Another common question as there were many losses experienced during the recent recession. Just as investors were introduced to a whole new world of private investments and higher returns in the mid 2000’s, the tables turned and everything changed in the world economy. There were many losses experienced in the Exempt Market and many investors questioning their decision to invest there. As this was most people’s first exposure to this market, it did not leave a very good impression in most investor’s minds. Here is how I generally respond:
Losing money in an investment (or just losing money period) can be a devastating thing. You’ve worked hard, you’re doing the right thing trying to build for a great future and retirement, and investing should help with that, not cause you to lose money.
The truth is though, investing does come with risks and people frequently lose money, both in the private and public markets. You are never going to profit 100% of the time with investing; it is just not possible. Even the risk adverse that want the ‘guarantee’ and park their money in GIC’s can lose money through inflation risk. There is a very real chance that inflation will be higher than what they are making in a GIC and erode their returns away.
When we experience a large financial crisis like 2008/2009 where losses were enormous, it is easy to want to just throw in the towel and put your money under the mattress.
That is not the answer though and deep down most people know this. Life is a learning experience and failures often give us the opportunity to learn a lot. You might not see it at the time but later when you reflect back you will see many things that you will try to do differently in the future. And this time, with more knowledge and experience under your belt, you’re likely to do much better.
It’s easy to take that position with the Exempt Market overall too. It is considered a higher risk market and the risks really became apparent during the recession when some very high profile companies failed. But again, with great hardships come great changes and Canada’s private investment landscape has now become a well regulated, more controlled, place for investors to earn great returns on their money.
So my immediate answer would be – because it is completely reformed, offers great issuers with extensive experience and great track records. The returns are much higher and you will make your losses back much faster than you would with stocks or mutual funds.
And I will qualify that with – there are still no guarantees of course. Not in this market or any other market. Investments hold risk. But if you take a look at the changes that have taken place in the Exempt Market to protect you the investor – I think you will readily agree that it is a very investor friendly place to be.
#3 – Why would I invest here instead of in stocks or mutual funds?
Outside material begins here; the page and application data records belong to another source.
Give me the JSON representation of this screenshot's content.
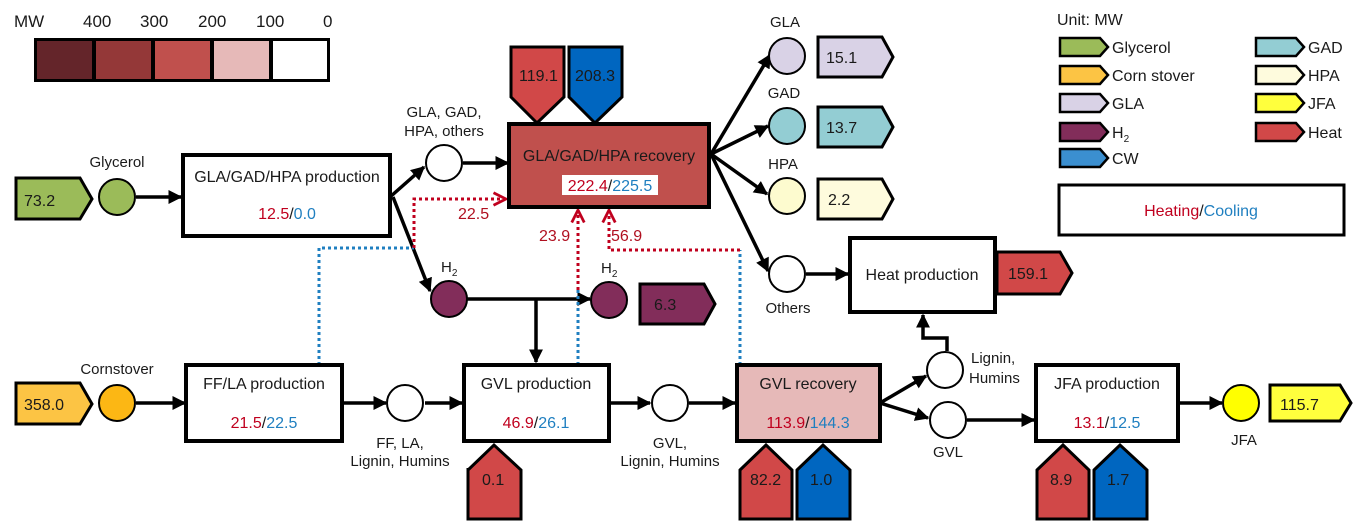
{
  "scale": {
    "unit_label": "MW",
    "ticks": [
      "400",
      "300",
      "200",
      "100",
      "0"
    ],
    "bins": [
      {
        "range": "400+",
        "color": "#64252a"
      },
      {
        "range": "300-400",
        "color": "#943838"
      },
      {
        "range": "200-300",
        "color": "#c0504d"
      },
      {
        "range": "100-200",
        "color": "#e6b9b8"
      },
      {
        "range": "0-100",
        "color": "#ffffff"
      }
    ]
  },
  "legend": {
    "unit": "Unit: MW",
    "items": [
      {
        "label": "Glycerol",
        "color": "#9bbb59"
      },
      {
        "label": "Corn stover",
        "color": "#fcc444"
      },
      {
        "label": "GLA",
        "color": "#d9d2e6"
      },
      {
        "label": "H",
        "sub": "2",
        "color": "#822d5a"
      },
      {
        "label": "CW",
        "color": "#3b8fd0"
      },
      {
        "label": "GAD",
        "color": "#93cdd3"
      },
      {
        "label": "HPA",
        "color": "#fefbdd"
      },
      {
        "label": "JFA",
        "color": "#ffff3d"
      },
      {
        "label": "Heat",
        "color": "#d14848"
      }
    ],
    "box": {
      "heating": "Heating",
      "sep": "/",
      "cooling": "Cooling"
    }
  },
  "colors": {
    "heating_text": "#c0001e",
    "cooling_text": "#1f7fc0",
    "heat_stream": "#d14848",
    "cw_stream": "#0066c0"
  },
  "feeds": [
    {
      "id": "glycerol",
      "value": "73.2",
      "label": "Glycerol"
    },
    {
      "id": "cornstover",
      "value": "358.0",
      "label": "Cornstover"
    }
  ],
  "units": [
    {
      "id": "gla-prod",
      "title": "GLA/GAD/HPA production",
      "heating": "12.5",
      "cooling": "0.0"
    },
    {
      "id": "gla-rec",
      "title": "GLA/GAD/HPA recovery",
      "heating": "222.4",
      "cooling": "225.5"
    },
    {
      "id": "heat-prod",
      "title": "Heat production"
    },
    {
      "id": "ffla-prod",
      "title": "FF/LA production",
      "heating": "21.5",
      "cooling": "22.5"
    },
    {
      "id": "gvl-prod",
      "title": "GVL production",
      "heating": "46.9",
      "cooling": "26.1"
    },
    {
      "id": "gvl-rec",
      "title": "GVL recovery",
      "heating": "113.9",
      "cooling": "144.3"
    },
    {
      "id": "jfa-prod",
      "title": "JFA production",
      "heating": "13.1",
      "cooling": "12.5"
    }
  ],
  "streams": {
    "gla_gad_hpa_others": "GLA, GAD,\nHPA, others",
    "gla_gad_hpa_others_l1": "GLA, GAD,",
    "gla_gad_hpa_others_l2": "HPA, others",
    "h2_a": "H",
    "h2_b": "H",
    "h2_sub": "2",
    "gla": "GLA",
    "gad": "GAD",
    "hpa": "HPA",
    "others": "Others",
    "ffla_l1": "FF, LA,",
    "ffla_l2": "Lignin, Humins",
    "gvl_l1": "GVL,",
    "gvl_l2": "Lignin, Humins",
    "lignin_l1": "Lignin,",
    "lignin_l2": "Humins",
    "gvl": "GVL",
    "jfa": "JFA"
  },
  "products": {
    "gla": "15.1",
    "gad": "13.7",
    "hpa": "2.2",
    "h2": "6.3",
    "heat": "159.1",
    "jfa": "115.7"
  },
  "utilities": {
    "gla_rec_heat": "119.1",
    "gla_rec_cw": "208.3",
    "gvl_prod_heat": "0.1",
    "gvl_rec_heat": "82.2",
    "gvl_rec_cw": "1.0",
    "jfa_prod_heat": "8.9",
    "jfa_prod_cw": "1.7"
  },
  "heat_integration": {
    "to_gla_rec_from_ffla": "22.5",
    "to_gla_rec_from_gvl_prod": "23.9",
    "to_gla_rec_from_gvl_rec": "56.9"
  }
}
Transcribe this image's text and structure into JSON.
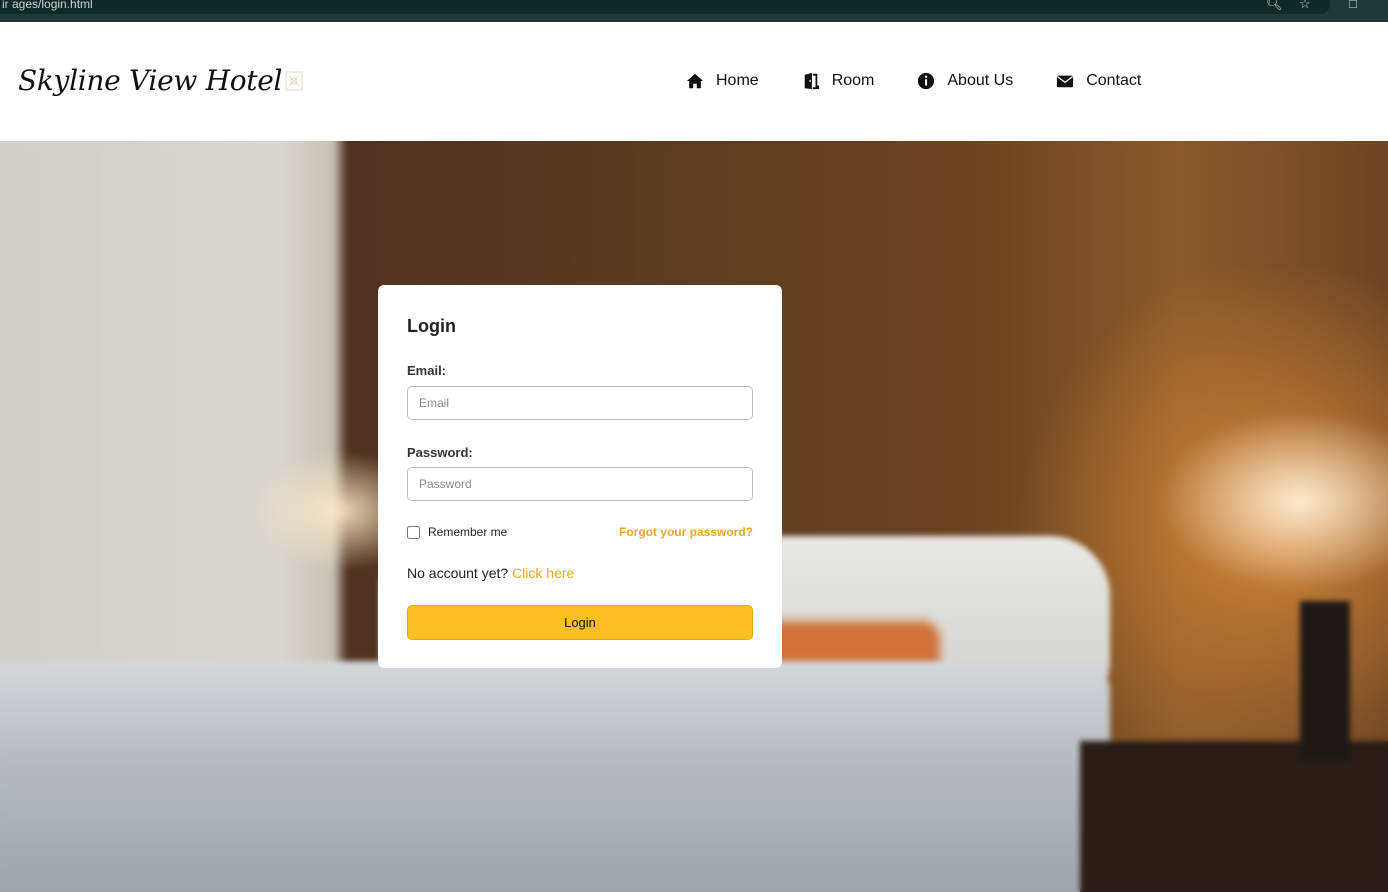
{
  "browser": {
    "url_fragment": "ir ages/login.html"
  },
  "header": {
    "brand": "Skyline View Hotel",
    "nav": [
      {
        "label": "Home",
        "icon": "home-icon"
      },
      {
        "label": "Room",
        "icon": "door-icon"
      },
      {
        "label": "About Us",
        "icon": "info-icon"
      },
      {
        "label": "Contact",
        "icon": "envelope-icon"
      }
    ]
  },
  "login": {
    "title": "Login",
    "email_label": "Email:",
    "email_placeholder": "Email",
    "password_label": "Password:",
    "password_placeholder": "Password",
    "remember_label": "Remember me",
    "forgot_label": "Forgot your password?",
    "no_account_text": "No account yet?",
    "click_here": "Click here",
    "button_label": "Login"
  },
  "colors": {
    "accent": "#fbbf24",
    "link": "#f5a623",
    "chrome": "#1d3a37"
  }
}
The Exempt Market is not mainstream, and it is considered a higher risk environment – why would the average investor want to put some of their portfolio in the Exempt Market? This is the topic I love to talk about the most and here is my condensed response:
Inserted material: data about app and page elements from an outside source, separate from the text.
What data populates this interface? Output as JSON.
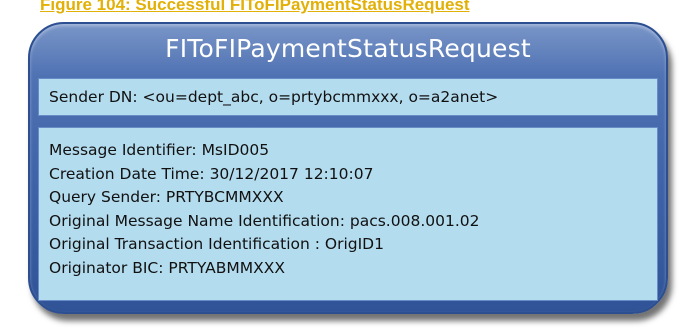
{
  "figure_caption": {
    "number": "Figure 104:",
    "text": " Successful FIToFIPaymentStatusRequest"
  },
  "diagram": {
    "title": "FIToFIPaymentStatusRequest",
    "sender_dn": "Sender DN: <ou=dept_abc, o=prtybcmmxxx, o=a2anet>",
    "details": [
      "Message Identifier: MsID005",
      "Creation Date Time: 30/12/2017  12:10:07",
      "Query Sender: PRTYBCMMXXX",
      "Original Message Name Identification: pacs.008.001.02",
      "Original Transaction Identification : OrigID1",
      "Originator BIC: PRTYABMMXXX"
    ]
  },
  "colors": {
    "caption": "#e2b006",
    "outer_box": "#3f63a8",
    "panel": "#b4dcef",
    "title_text": "#ffffff"
  }
}
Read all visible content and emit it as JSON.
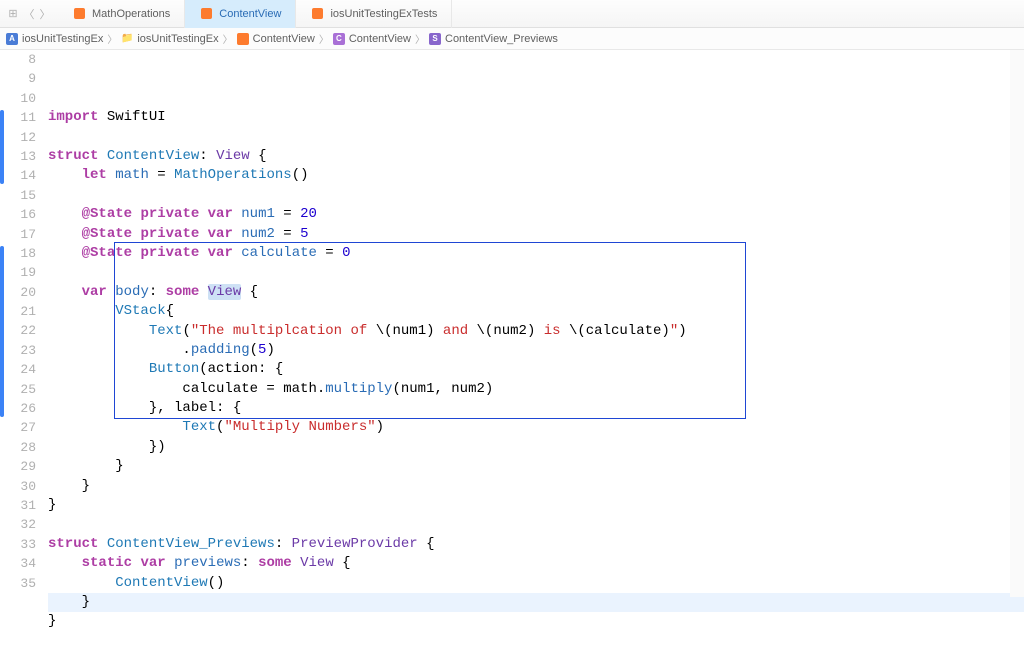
{
  "tabs": [
    {
      "label": "MathOperations"
    },
    {
      "label": "ContentView"
    },
    {
      "label": "iosUnitTestingExTests"
    }
  ],
  "activeTabIndex": 1,
  "breadcrumb": [
    {
      "icon": "app",
      "label": "iosUnitTestingEx"
    },
    {
      "icon": "folder",
      "label": "iosUnitTestingEx"
    },
    {
      "icon": "swift",
      "label": "ContentView"
    },
    {
      "icon": "c",
      "label": "ContentView"
    },
    {
      "icon": "s",
      "label": "ContentView_Previews"
    }
  ],
  "lineStart": 8,
  "lineEnd": 35,
  "currentLine": 33,
  "highlightedWord": "View",
  "changeMarkers": [
    {
      "from": 11,
      "to": 14
    },
    {
      "from": 18,
      "to": 26
    }
  ],
  "selectionBox": {
    "fromLine": 18,
    "toLine": 26
  },
  "code": {
    "l8": [
      [
        "kw",
        "import"
      ],
      [
        "plain",
        " SwiftUI"
      ]
    ],
    "l9": [],
    "l10": [
      [
        "kw",
        "struct"
      ],
      [
        "plain",
        " "
      ],
      [
        "type",
        "ContentView"
      ],
      [
        "plain",
        ": "
      ],
      [
        "type2",
        "View"
      ],
      [
        "plain",
        " {"
      ]
    ],
    "l11": [
      [
        "plain",
        "    "
      ],
      [
        "kw",
        "let"
      ],
      [
        "plain",
        " "
      ],
      [
        "ident",
        "math"
      ],
      [
        "plain",
        " = "
      ],
      [
        "type",
        "MathOperations"
      ],
      [
        "plain",
        "()"
      ]
    ],
    "l12": [],
    "l13": [
      [
        "plain",
        "    "
      ],
      [
        "kw",
        "@State"
      ],
      [
        "plain",
        " "
      ],
      [
        "kw",
        "private"
      ],
      [
        "plain",
        " "
      ],
      [
        "kw",
        "var"
      ],
      [
        "plain",
        " "
      ],
      [
        "ident",
        "num1"
      ],
      [
        "plain",
        " = "
      ],
      [
        "num",
        "20"
      ]
    ],
    "l14": [
      [
        "plain",
        "    "
      ],
      [
        "kw",
        "@State"
      ],
      [
        "plain",
        " "
      ],
      [
        "kw",
        "private"
      ],
      [
        "plain",
        " "
      ],
      [
        "kw",
        "var"
      ],
      [
        "plain",
        " "
      ],
      [
        "ident",
        "num2"
      ],
      [
        "plain",
        " = "
      ],
      [
        "num",
        "5"
      ]
    ],
    "l15": [
      [
        "plain",
        "    "
      ],
      [
        "kw",
        "@State"
      ],
      [
        "plain",
        " "
      ],
      [
        "kw",
        "private"
      ],
      [
        "plain",
        " "
      ],
      [
        "kw",
        "var"
      ],
      [
        "plain",
        " "
      ],
      [
        "ident",
        "calculate"
      ],
      [
        "plain",
        " = "
      ],
      [
        "num",
        "0"
      ]
    ],
    "l16": [],
    "l17": [
      [
        "plain",
        "    "
      ],
      [
        "kw",
        "var"
      ],
      [
        "plain",
        " "
      ],
      [
        "ident",
        "body"
      ],
      [
        "plain",
        ": "
      ],
      [
        "kw",
        "some"
      ],
      [
        "plain",
        " "
      ],
      [
        "hiword",
        "View"
      ],
      [
        "plain",
        " {"
      ]
    ],
    "l18": [
      [
        "plain",
        "        "
      ],
      [
        "type",
        "VStack"
      ],
      [
        "plain",
        "{"
      ]
    ],
    "l19": [
      [
        "plain",
        "            "
      ],
      [
        "type",
        "Text"
      ],
      [
        "plain",
        "("
      ],
      [
        "str",
        "\"The multiplcation of "
      ],
      [
        "plain",
        "\\("
      ],
      [
        "strint",
        "num1"
      ],
      [
        "plain",
        ")"
      ],
      [
        "str",
        " and "
      ],
      [
        "plain",
        "\\("
      ],
      [
        "strint",
        "num2"
      ],
      [
        "plain",
        ")"
      ],
      [
        "str",
        " is "
      ],
      [
        "plain",
        "\\("
      ],
      [
        "strint",
        "calculate"
      ],
      [
        "plain",
        ")"
      ],
      [
        "str",
        "\""
      ],
      [
        "plain",
        ")"
      ]
    ],
    "l20": [
      [
        "plain",
        "                ."
      ],
      [
        "func",
        "padding"
      ],
      [
        "plain",
        "("
      ],
      [
        "num",
        "5"
      ],
      [
        "plain",
        ")"
      ]
    ],
    "l21": [
      [
        "plain",
        "            "
      ],
      [
        "type",
        "Button"
      ],
      [
        "plain",
        "(action: {"
      ]
    ],
    "l22": [
      [
        "plain",
        "                calculate = math."
      ],
      [
        "func",
        "multiply"
      ],
      [
        "plain",
        "(num1, num2)"
      ]
    ],
    "l23": [
      [
        "plain",
        "            }, label: {"
      ]
    ],
    "l24": [
      [
        "plain",
        "                "
      ],
      [
        "type",
        "Text"
      ],
      [
        "plain",
        "("
      ],
      [
        "str",
        "\"Multiply Numbers\""
      ],
      [
        "plain",
        ")"
      ]
    ],
    "l25": [
      [
        "plain",
        "            })"
      ]
    ],
    "l26": [
      [
        "plain",
        "        }"
      ]
    ],
    "l27": [
      [
        "plain",
        "    }"
      ]
    ],
    "l28": [
      [
        "plain",
        "}"
      ]
    ],
    "l29": [],
    "l30": [
      [
        "kw",
        "struct"
      ],
      [
        "plain",
        " "
      ],
      [
        "type",
        "ContentView_Previews"
      ],
      [
        "plain",
        ": "
      ],
      [
        "type2",
        "PreviewProvider"
      ],
      [
        "plain",
        " {"
      ]
    ],
    "l31": [
      [
        "plain",
        "    "
      ],
      [
        "kw",
        "static"
      ],
      [
        "plain",
        " "
      ],
      [
        "kw",
        "var"
      ],
      [
        "plain",
        " "
      ],
      [
        "ident",
        "previews"
      ],
      [
        "plain",
        ": "
      ],
      [
        "kw",
        "some"
      ],
      [
        "plain",
        " "
      ],
      [
        "type2",
        "View"
      ],
      [
        "plain",
        " {"
      ]
    ],
    "l32": [
      [
        "plain",
        "        "
      ],
      [
        "type",
        "ContentView"
      ],
      [
        "plain",
        "()"
      ]
    ],
    "l33": [
      [
        "plain",
        "    }"
      ]
    ],
    "l34": [
      [
        "plain",
        "}"
      ]
    ],
    "l35": []
  }
}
Because, when properly diversified, private investments can help you reach your financial goals and retirement dreams faster than conventional products. That is the market’s main draw for investors - the potential for higher and more consistent rates of return than stocks, mutual funds or bonds.
The reason for this is that lots of opportunities come with upside potential. Many of the issuers offer both income and profit sharing components to their structure and for investors this is where the potential is to really see some growth. It is also what sets this private investment landscape apart from the usual investment vehicles as a successful project could mean a much higher return on your money. For example, in a hotel development, there could be higher than average levels of occupancy and then a final sale of the hotel - all of which the investor shares in. Another draw to the Exempt Market is less volatility, as it does not closely mirror the ups and downs of the public stock markets.
For investors, this means that your capital can increase faster and you will have more capital to continue investing at higher rates.